Crime largely down in Blackwell in 2022- POLICE STATISTICS

by Charles Gerian

Blackwell Chief of Police Dewayne Wood presented the department’s 2022 annual report Thursday night to the Blackwell City Council, along with the bombshell announcement of his plans to retire after 25 years with the police department.

“I would like to first start off by saying thank you to Mayor Jon Webb, the City Council and City Manager Jerry Wieland for the continued support of our department,” Wood said.

“The goal of this report is to provide the public access to information about our department over the last year, focusing on statistics, organizational changes, department highlights, accomplishments and more.” Wood said the department practices community policing.

“I would also like to take a moment to brag about the men and women of this department,” he said.

“The Blackwell Police Department is made up of 911 dispatchers, animal control officers, police officers and a court clerk who all work diligently day and night to serve the community and ensure the safety of our residents. “Our department, similar to most departments across the country, continued to struggle with recruitment and retention. In spite of these challenges, our staff has continued serving as a team, sharing a commitment to something larger than ourselves.”

He concluded his opening statements by thanking the community. “Our police department is fortunate to have a city with a strong history of engaged residents and business owners,” he said. “They work to create a shared responsibility to make Blackwell a great place to visit, work and live. … The cooperation with our community is the secret to our success.”
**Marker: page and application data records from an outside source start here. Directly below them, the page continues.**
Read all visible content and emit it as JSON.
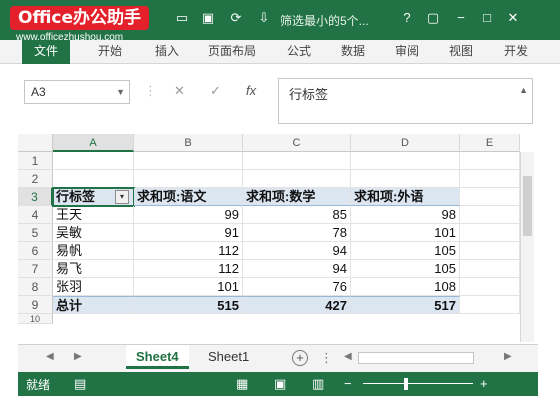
{
  "watermark": {
    "logo": "Office办公助手",
    "url": "www.officezhushou.com"
  },
  "title": {
    "doc": "筛选最小的5个...",
    "help": "?"
  },
  "ribbon": {
    "tabs": [
      "文件",
      "开始",
      "插入",
      "页面布局",
      "公式",
      "数据",
      "审阅",
      "视图",
      "开发"
    ]
  },
  "formula_bar": {
    "name_box": "A3",
    "content": "行标签"
  },
  "columns": [
    "A",
    "B",
    "C",
    "D",
    "E"
  ],
  "rows": [
    "1",
    "2",
    "3",
    "4",
    "5",
    "6",
    "7",
    "8",
    "9",
    "10"
  ],
  "pivot": {
    "header": [
      "行标签",
      "求和项:语文",
      "求和项:数学",
      "求和项:外语"
    ],
    "data": [
      [
        "王天",
        "99",
        "85",
        "98"
      ],
      [
        "吴敏",
        "91",
        "78",
        "101"
      ],
      [
        "易帆",
        "112",
        "94",
        "105"
      ],
      [
        "易飞",
        "112",
        "94",
        "105"
      ],
      [
        "张羽",
        "101",
        "76",
        "108"
      ]
    ],
    "total": [
      "总计",
      "515",
      "427",
      "517"
    ]
  },
  "sheets": {
    "tabs": [
      "Sheet4",
      "Sheet1"
    ],
    "active": "Sheet4"
  },
  "status": {
    "text": "就绪"
  },
  "colors": {
    "accent": "#217346",
    "pivot_fill": "#dce6f1"
  }
}
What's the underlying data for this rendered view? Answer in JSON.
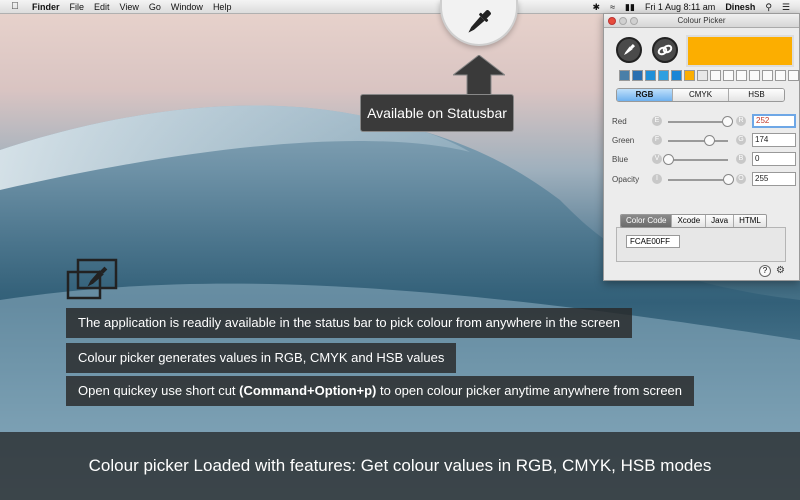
{
  "menubar": {
    "app": "Finder",
    "items": [
      "File",
      "Edit",
      "View",
      "Go",
      "Window",
      "Help"
    ],
    "datetime": "Fri 1 Aug  8:11 am",
    "user": "Dinesh"
  },
  "status_tip": "Available on Statusbar",
  "panel": {
    "title": "Colour Picker",
    "selected_color": "#FCAE00",
    "swatch_colors": [
      "#4a7fa8",
      "#2a6fb0",
      "#1f8fd8",
      "#2f9fe0",
      "#1a86d6",
      "#FCAE00",
      "#e8e8e8",
      "#fafafa",
      "#fafafa",
      "#fafafa",
      "#fafafa",
      "#fafafa",
      "#fafafa",
      "#fafafa"
    ],
    "modes": [
      "RGB",
      "CMYK",
      "HSB"
    ],
    "active_mode": "RGB",
    "sliders": [
      {
        "label": "Red",
        "left": "E",
        "right": "R",
        "value": "252",
        "level": 0.99
      },
      {
        "label": "Green",
        "left": "F",
        "right": "G",
        "value": "174",
        "level": 0.68
      },
      {
        "label": "Blue",
        "left": "V",
        "right": "B",
        "value": "0",
        "level": 0.0
      },
      {
        "label": "Opacity",
        "left": "I",
        "right": "O",
        "value": "255",
        "level": 1.0
      }
    ],
    "code_tabs": [
      "Color Code",
      "Xcode",
      "Java",
      "HTML"
    ],
    "active_code_tab": "Color Code",
    "color_code": "FCAE00FF",
    "help_label": "?"
  },
  "features": {
    "line1": "The application is readily available in the status bar to pick colour from anywhere in the screen",
    "line2": "Colour picker generates values in RGB, CMYK and HSB values",
    "line3_prefix": "Open quickey use short cut ",
    "line3_bold": "(Command+Option+p)",
    "line3_suffix": " to open colour picker anytime anywhere from screen"
  },
  "footer": "Colour picker Loaded with features: Get colour values in RGB, CMYK, HSB modes"
}
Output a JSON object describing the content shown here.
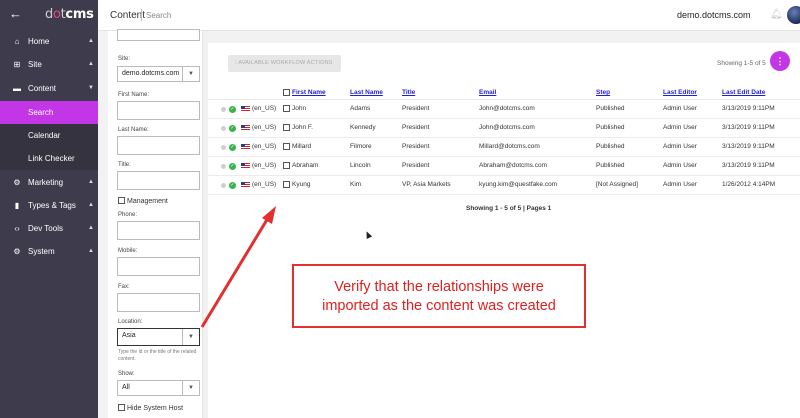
{
  "topbar": {
    "logo_dot": "d",
    "logo_o": "o",
    "logo_t": "t",
    "logo_cms": "cms",
    "section": "Content",
    "subsection": "Search",
    "site": "demo.dotcms.com"
  },
  "sidebar": {
    "items": [
      {
        "icon": "home-icon",
        "label": "Home"
      },
      {
        "icon": "sitemap-icon",
        "label": "Site"
      },
      {
        "icon": "folder-icon",
        "label": "Content"
      },
      {
        "icon": "gear-icon",
        "label": "Marketing"
      },
      {
        "icon": "file-icon",
        "label": "Types & Tags"
      },
      {
        "icon": "code-icon",
        "label": "Dev Tools"
      },
      {
        "icon": "gear-icon",
        "label": "System"
      }
    ],
    "sub_items": [
      {
        "label": "Search"
      },
      {
        "label": "Calendar"
      },
      {
        "label": "Link Checker"
      }
    ]
  },
  "filters": {
    "site_label": "Site:",
    "site_value": "demo.dotcms.com",
    "first_name_label": "First Name:",
    "last_name_label": "Last Name:",
    "title_label": "Title:",
    "management_label": "Management",
    "phone_label": "Phone:",
    "mobile_label": "Mobile:",
    "fax_label": "Fax:",
    "location_label": "Location:",
    "location_value": "Asia",
    "location_help": "Type the id or the title of the related content.",
    "show_label": "Show:",
    "show_value": "All",
    "hide_system_host_label": "Hide System Host"
  },
  "main": {
    "workflow_button": "AVAILABLE WORKFLOW ACTIONS",
    "showing_top": "Showing 1-5 of 5",
    "fab_label": "⋮",
    "columns": {
      "first_name": "First Name",
      "last_name": "Last Name",
      "title": "Title",
      "email": "Email",
      "step": "Step",
      "last_editor": "Last Editor",
      "last_edit_date": "Last Edit Date"
    },
    "rows": [
      {
        "lang": "(en_US)",
        "first": "John",
        "last": "Adams",
        "title": "President",
        "email": "John@dotcms.com",
        "step": "Published",
        "editor": "Admin User",
        "date": "3/13/2019 9:11PM"
      },
      {
        "lang": "(en_US)",
        "first": "John F.",
        "last": "Kennedy",
        "title": "President",
        "email": "John@dotcms.com",
        "step": "Published",
        "editor": "Admin User",
        "date": "3/13/2019 9:11PM"
      },
      {
        "lang": "(en_US)",
        "first": "Millard",
        "last": "Filmore",
        "title": "President",
        "email": "Millard@dotcms.com",
        "step": "Published",
        "editor": "Admin User",
        "date": "3/13/2019 9:11PM"
      },
      {
        "lang": "(en_US)",
        "first": "Abraham",
        "last": "Lincoln",
        "title": "President",
        "email": "Abraham@dotcms.com",
        "step": "Published",
        "editor": "Admin User",
        "date": "3/13/2019 9:11PM"
      },
      {
        "lang": "(en_US)",
        "first": "Kyung",
        "last": "Kim",
        "title": "VP, Asia Markets",
        "email": "kyung.kim@questfake.com",
        "step": "[Not Assigned]",
        "editor": "Admin User",
        "date": "1/26/2012 4:14PM"
      }
    ],
    "showing_bottom": "Showing 1 - 5 of 5 | Pages 1"
  },
  "annotation": {
    "line1": "Verify that the relationships were",
    "line2": "imported as the content was created",
    "color": "#e02020"
  },
  "colors": {
    "sidebar": "#3e3c4c",
    "accent": "#c336e5",
    "link": "#1f1fd4",
    "status_green": "#37b34a"
  }
}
After the meeting, Wood sat down with The Blackwell Journal-Tribune to break down the 2022 statistics.

As of the report, the Blackwell Police Department employed six dispatchers, a court clerk, two animal control officers, six police officers, four sergeants, two lieutenants, a captain and Chief Wood. Highlights for the year included the department attending Northern Oklahoma College’s career day.

The department hosted a CLEET class at the Blackwell Event Center, and the Fraternal Order of Police Lodge No. 183 donated basketballs to Blackwell Elementary School.

Sgt. Dylan Landers was voted by Journal-Tribune readers as the Best Law Enforcement Officer in Kay County. Pioneer Technology Center toured the police station, and the FOP Lodge made donations and sponsorships throughout the year.

The city animal shelter was repainted, and the department participated in the annual Fourth of July parade. Turkey donations were made to local families during the holidays, and the department assisted with a raid on an illegal marijuana grow in Braman.

The department participated in an active-shooter drill, and the department apprehended the Grinch during the Christmas parade.


Traffic accidents were down to 65 in 2022, continuing a decline from 83 in 2020 and 73 in 2021.

Assaults saw a surprising spike with 86 in 2022, up from 64 in 2020 and 52 in 2021.

Burglaries were up as well. In 2020, there were 70 reported before dropping to 56 in 2021 and climbing up to 66 in 2022.

DUIs saw a continued plummet.

There were 17 in 2020, nine in 2021 and seven in 2022.

Conversely, public intoxications rose in 2022, with 16 reported versus 18 in 2020 and 13 in 2021.

Drug and narcotic-related arrests took a dive last year, however. Eighty-one were reported, dropping from 106 in 2021. Sixty-six were made in 2020.

In 2020, 60 larcenies were reported. That number dropped to 53 in 2021 but rose to 56 in 2022.

Sex-related crimes rose in 2022 with 18 reported, closing in on the 19 reported in 2020. They had dropped in 2021 with only nine.

Stolen vehicles were down in 2022, however. There were 13 reported in 2022 versus 23 in 2020 and 28 in 2021.

Vandalism surged last year, the report noted, with 58 reports last year, climbing from 30 in 2020 and 42 in 2021.

“Charges like these are not indicative of rampant crime,” Wood said. “One individual can have multiple charges.”

On the whole, total arrests in 2022 were down to 177, their lowest in years from nearly 250 in 2020 and 200 in 2021.

911 calls as a whole were down to 2,947 in 2022. In 2020 and 2021, the numbers were closer to 3,300.

“Numbers like this are going to fluctuate, no matter what,” Wood explained. “One year, you can be up a thousand and then down a thousand the next. There’s simply no metric for it. It’s just part of our operation. We are thankful to our dispatchers for taking these calls and helping to coordinate our police and fire resources.”

Animal control statistics also were presented. Impounded dogs in 2022 numbered close to 400, up from 2021 but nowhere near the nearly 500 reported in 2020.

Impounded cats were down to their lowest in years, with 170 in 2022 versus the 351 in 2020 and 274 in 2021.

Dog bites were up last year to 23, seeing an increase from the 17 in 2021 but still under the 34 reported in 2020.

Adoptions were at roughly 300.